Today is September 11th… 22 years after the fateful day.
September 11, 2001 was the night of our Guns Save Life meeting. A Tuesday evening on a day when gas went from $1.29/gallon to $4.99/gallon in some places and everywhere else sold it for $1.99. Back then that was a LOT for gas. We came together in solidarity and for camaraderie from throughout Illinois.
Thousands of Americans perished that day. There were so many outstanding people who died.
Among them Rick Rescorla (pictured above).
Read more about him at The New Yorker. Or you can follow the link and listen in your car. It’s an amazing story about an amazing hero who ultimately saved the lives of 2700 people working for his employer.
As Susan Greer was walking her golden retriever one morning near her home, in Morristown, New Jersey, she heard footsteps behind her. It was just after six, on a warm Saturday in late July of 1998; she liked the quiet and the early-morning light. The footsteps came closer, and then a jogger passed her. He was tall and somewhat heavy, and appeared to be about her age—she was fifty-six. What really caught her attention was his feet. He had no shoes on. It wasn’t like her to say anything to a stranger, but curiosity overcame her, and she asked, “What are you doing jogging in your bare feet?”
The jogger didn’t stop, or even turn around. “I need to know what it feels like to run without shoes,” he shouted, and explained that he was writing a play, and it was set in Africa. Then he was out of earshot. Even though Susan hadn’t glimpsed his face, something about his voice made an impression. She felt sure the same could not be said about her. She hadn’t bothered with any makeup that morning and was wearing old shorts and a T-shirt.
The next morning, she and the dog, Buddy, were again on their walk when a dark-green Lincoln Mark VIII pulled up, and a man inside said hello. She recognized the voice from the previous day. “Why not come to breakfast?” he asked.
Susan saw that the man had an open, friendly face and a direct gaze. “I can’t—I have the dog,” she said.
He seemed genuinely disappointed, so Susan proposed an alternative.
“Why don’t you come have coffee on the patio,” she said. She gave him the address of her town house, just around the corner.
Within the hour, she was pouring him coffee. He said that his name was Rick Rescorla, and he seemed eager to talk—so eager that Susan doubted he was paying much attention to her end of the conversation. (She was later surprised to learn that he remembered everything she’d said.) Rescorla told her that he was divorced, with two children, and was living in the area to be near them. He had been married for many years, but he and his wife had grown apart, and when he felt his children were old enough they’d divorced. His name wasn’t really Rick, he explained, but hardly anyone called him by his given names, Cyril Richard. He had grown up in Hayle, a tiny village in Cornwall, on England’s southwest coast, with his grandparents and his mother, who worked as a housekeeper and companion to the elderly. He’d left Hayle in 1956, when he was sixteen, to join the British military. He’d fought against Communist-backed insurgencies in Cyprus from 1957 to 1960, and in Rhodesia from 1960 to 1963.

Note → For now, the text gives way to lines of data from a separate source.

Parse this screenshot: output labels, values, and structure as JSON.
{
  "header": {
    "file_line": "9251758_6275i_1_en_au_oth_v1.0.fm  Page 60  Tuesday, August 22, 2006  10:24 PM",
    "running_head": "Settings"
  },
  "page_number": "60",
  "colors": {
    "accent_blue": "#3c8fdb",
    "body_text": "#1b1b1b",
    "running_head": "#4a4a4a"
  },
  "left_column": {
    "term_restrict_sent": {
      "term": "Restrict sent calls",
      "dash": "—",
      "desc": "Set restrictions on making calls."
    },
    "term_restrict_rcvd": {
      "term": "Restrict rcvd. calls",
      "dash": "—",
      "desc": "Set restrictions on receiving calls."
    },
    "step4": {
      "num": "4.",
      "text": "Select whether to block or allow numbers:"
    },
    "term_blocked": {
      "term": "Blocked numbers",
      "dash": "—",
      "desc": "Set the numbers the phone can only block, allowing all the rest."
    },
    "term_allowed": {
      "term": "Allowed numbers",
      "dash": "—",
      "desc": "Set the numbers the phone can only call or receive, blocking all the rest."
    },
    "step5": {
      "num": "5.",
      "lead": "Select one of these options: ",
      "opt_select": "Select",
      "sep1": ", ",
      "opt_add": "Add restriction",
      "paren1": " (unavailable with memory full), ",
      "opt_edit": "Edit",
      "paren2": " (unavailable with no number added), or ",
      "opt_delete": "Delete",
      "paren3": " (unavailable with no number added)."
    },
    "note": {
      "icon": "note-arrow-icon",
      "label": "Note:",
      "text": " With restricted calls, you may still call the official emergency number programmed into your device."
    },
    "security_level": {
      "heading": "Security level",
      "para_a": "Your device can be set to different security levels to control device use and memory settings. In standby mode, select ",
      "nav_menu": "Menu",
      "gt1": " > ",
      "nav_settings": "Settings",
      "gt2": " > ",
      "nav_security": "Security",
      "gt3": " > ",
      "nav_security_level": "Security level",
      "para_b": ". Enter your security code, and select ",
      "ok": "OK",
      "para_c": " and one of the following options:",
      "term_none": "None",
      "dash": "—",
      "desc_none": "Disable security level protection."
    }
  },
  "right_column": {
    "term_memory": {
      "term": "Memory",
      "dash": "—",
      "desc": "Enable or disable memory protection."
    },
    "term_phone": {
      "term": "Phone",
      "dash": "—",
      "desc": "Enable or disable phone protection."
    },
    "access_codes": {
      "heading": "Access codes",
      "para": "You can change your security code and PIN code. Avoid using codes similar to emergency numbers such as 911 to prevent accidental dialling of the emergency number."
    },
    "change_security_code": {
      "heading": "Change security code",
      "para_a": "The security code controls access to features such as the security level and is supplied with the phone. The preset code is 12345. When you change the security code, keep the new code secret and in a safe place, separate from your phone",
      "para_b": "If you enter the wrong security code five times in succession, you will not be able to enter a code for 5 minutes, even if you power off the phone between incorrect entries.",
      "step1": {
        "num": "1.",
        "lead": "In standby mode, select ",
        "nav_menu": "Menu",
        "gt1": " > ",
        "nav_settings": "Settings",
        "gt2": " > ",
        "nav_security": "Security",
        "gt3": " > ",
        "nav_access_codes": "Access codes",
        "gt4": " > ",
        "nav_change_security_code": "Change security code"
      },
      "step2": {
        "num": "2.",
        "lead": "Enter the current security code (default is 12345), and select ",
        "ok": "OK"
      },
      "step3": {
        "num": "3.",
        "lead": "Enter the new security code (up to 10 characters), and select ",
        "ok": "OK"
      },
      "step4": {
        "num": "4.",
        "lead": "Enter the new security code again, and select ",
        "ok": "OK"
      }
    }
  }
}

These experiences had made him a fierce anti-Communist. The reason he had come to America, he said, was to enlist in the Army, so that he could go to Vietnam. He welcomed the opportunity to join the American cause in Southeast Asia and, for a long time, had never questioned the wisdom or morality of the war. After fighting in Vietnam, he returned to the United States, using his military benefits to study creative writing at the University of Oklahoma, and eventually earning a bachelor’s, a master’s in literature, and a law degree. He had met his former wife there.
Now he was spending his free time trying to write, mainly plays and screenplays. The play he had mentioned the previous morning, “M’kubwa Junction,” was set in Rhodesia, he said, and was based on his time there. Few of the native Rhodesians had worn shoes, which was why he had to feel what it was like to run barefoot. And all his life, he said, he had worked out and kept himself in good shape. He seemed self-conscious about his weight, and explained that his body had swollen because of medical treatments. He had prostate cancer, and the cancer had spread to his bone marrow. He said that he didn’t know how much time he had to live, but, whatever was left, he intended to make the most of it.